How to create the perfect HTML Form, designed for the goal of efficiently bursting the user's blood vessels from sheer rage.
  • Call the Submit button something odd, like "HERE", or "->". Also, try to make it as nonstandard, or subtle as possible. Muted or altered colors work great. Make sure to use only one Submit button, preferably at the top of a long form so the lusers have to scroll all the way back to the top.
  • Make the entry fields too small. This is especially good for addresses and city names.
  • Leave it up to the user as to how to format their phone number/date. Just make it one short space (3 characters should be fine), no hints.
  • Be sure not to mark which fields are required, but definitely require some of them.
  • Enforce requirements through javascript, ensuring that input conforms to no known standards. Require 10 digit zipcodes, forbid punctuation in addresses, and so on.
  • Cryptic dropdowns, concealed checkboxes (those ones that you have to "If you don't want us not to send this to none of our affiliates, then do not check this box." type (emphasis on NOTs is mine, not yours! Make it blend in and be grammatically confusing so it's harder to figure out what to do in order not to subscribe/give out your info/post your fine collection of artistic nudes on a public site/something catastrophic). Thanks to Jetifi for a nicely convoluted sentence.
  • When the form is submitted and required information is missing, be sure to inform the user of it in the ugliest way possible. I find a big blank page with the word "ERROR" on it works the best.
  • Assure security on your site by either disabling the back button, so the user has to manually retype the URL s/he was at, or erase the form so ALL information has to be reentered. Presenting the form in a FLASH interface without a back button is a good idea, but not too great as users may be on guard, being prematurely forewarned by this fact that you're a complete wanker.
  • If you really must reload the form page with an ERROR message displayed, make sure to erase the form before redisplaying it. Can't have that POST data just floating around like that for the user to reuse. Do not in any way try to explain which data was indeed required.
  • MALTP has suggested placing the "Submit" button on the right. Common usage shows the opposite layout is by far more prevalent, making this a subtly perfidious move.
Combining the above "features" is highly recommended. After completion, you should have a form optimized to drive a vegetarian to drink (eh?).

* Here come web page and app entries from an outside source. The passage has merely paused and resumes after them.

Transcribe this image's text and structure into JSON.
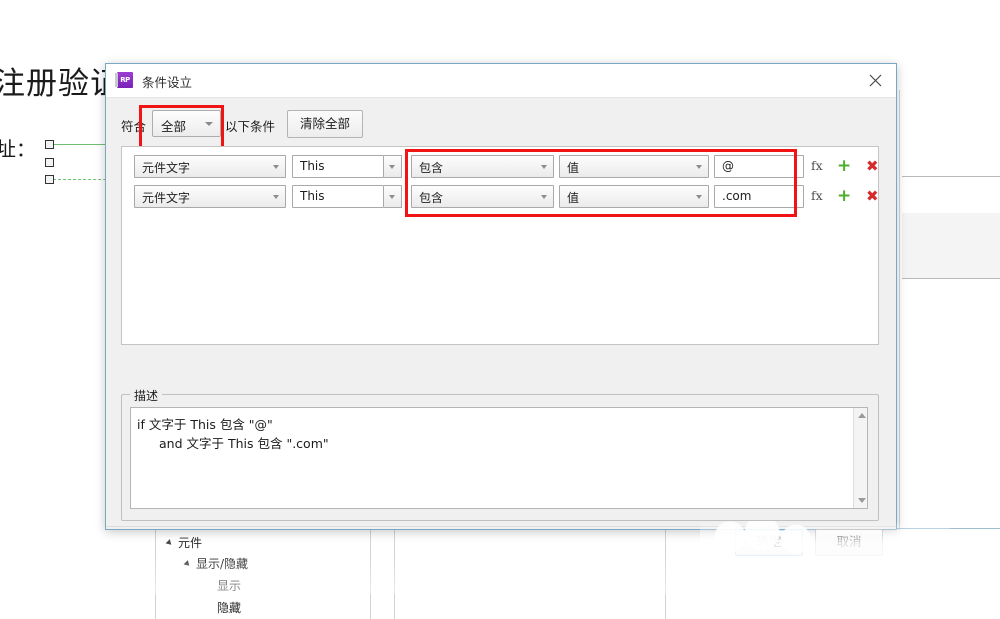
{
  "background": {
    "page_title": "注册验证",
    "field_label": "址：",
    "tree": {
      "root": "元件",
      "child": "显示/隐藏",
      "leaf_1": "显示",
      "leaf_2": "隐藏"
    }
  },
  "dialog": {
    "title": "条件设立",
    "icon": "rp-app-icon",
    "close_icon": "close-icon",
    "match": {
      "prefix_label": "符合",
      "selected": "全部",
      "suffix_label": "以下条件",
      "clear_all_label": "清除全部"
    },
    "conditions": [
      {
        "subject": "元件文字",
        "target": "This",
        "operator": "包含",
        "value_type": "值",
        "value": "@",
        "fx_label": "fx",
        "add_label": "+",
        "delete_label": "✖"
      },
      {
        "subject": "元件文字",
        "target": "This",
        "operator": "包含",
        "value_type": "值",
        "value": ".com",
        "fx_label": "fx",
        "add_label": "+",
        "delete_label": "✖"
      }
    ],
    "description": {
      "legend": "描述",
      "line_1": "if 文字于 This 包含 \"@\"",
      "line_2": "and 文字于 This 包含 \".com\""
    },
    "footer": {
      "ok_label": "确定",
      "cancel_label": "取消"
    }
  },
  "annotations": {
    "highlight_color": "#f01414",
    "boxes": [
      "match-type-dropdown",
      "operator-value-group"
    ]
  }
}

Alternately if you want to skip the sarcasm and really make a good form, reverse these steps. Here they are:
  • Use one very obvious, very standard "Submit" button. generic-man points out that using contextual labels (such as "Log In" if logging on, or "Add to Cart") is even better, if possible. Place the button at the bottom of the form.
  • Think about your fields and how long they might be. Then take your estimate and double it. The space on your page and in your database is cheap - your user's patience is not.
  • Ideally, separate the phone number into its standard parts, if expecting visitors from one country. In the US, I use three blanks, one for area code, one for the part before the dash, and one for the part after the dash. Building an auto-advance that will jump the user to the next box after entering the digits is a great help. If you're expecting international, provide an example or five, but let your parser accept any input. Do not punish the user for having a nonstandard phone number. Handle date input with appropriate dropdowns to eliminate faulty formatting.
  • Clearly identify required input.
  • Javascript can be your friend. Test it thoroughly - ideally the script should never kick in if your form is intuitive enough.
  • Dropdowns and checkboxes are great, but be sure they're clear and distinct - the fewer choices the better. Leave boxes checked or unchecked based on the one YOU would choose - not the one you WISH they'd choose or the one your marketing department wishes they'd choose.
  • Ensure data persistence. If an error occurs, make it so that the user has to correct only the part in error - take pains to ensure that it is obvious what it is that has to be corrected. A clear message in bold text at the top describing which field combined with a highlight of the field works; better yet, display to them only the field to be corrected. This is easily done with the <disabled> tag.
  • Do not use FLASH-based forms. It's that simple. Don't do it unless you really know what you're doing (and you don't, I can almost guarantee it).
  • Provide a "Clear Form" button and a "Cancel" button which clearly aborts the process and exits the user from the vicinity of the form. Nothing says Security like complete departure.
  • The "Ok" button goes on the left, the "Cancel" on the right, in almost all cases. Do your visitor (and yourself) a favor and follow the standard.
It's fairly simple; create forms as you would have forms be created for you. If you can't, ask someone who can. You'll turn off more users by using a badly designed form than not using one at all.

Of course I could be completely wrong and people are such sheep that they'll take anything just to fill out your form. But do you want those kind of people filling out your form anyway? Maybe you do...

This is good advice whether you design a form from hell or not - either way, you don't want users destroying your carefully created setup.

Sources: Own experience, some Really Bad Websites out there, and a few suggestions from everythingians who have obviously thought about this entirely too much :)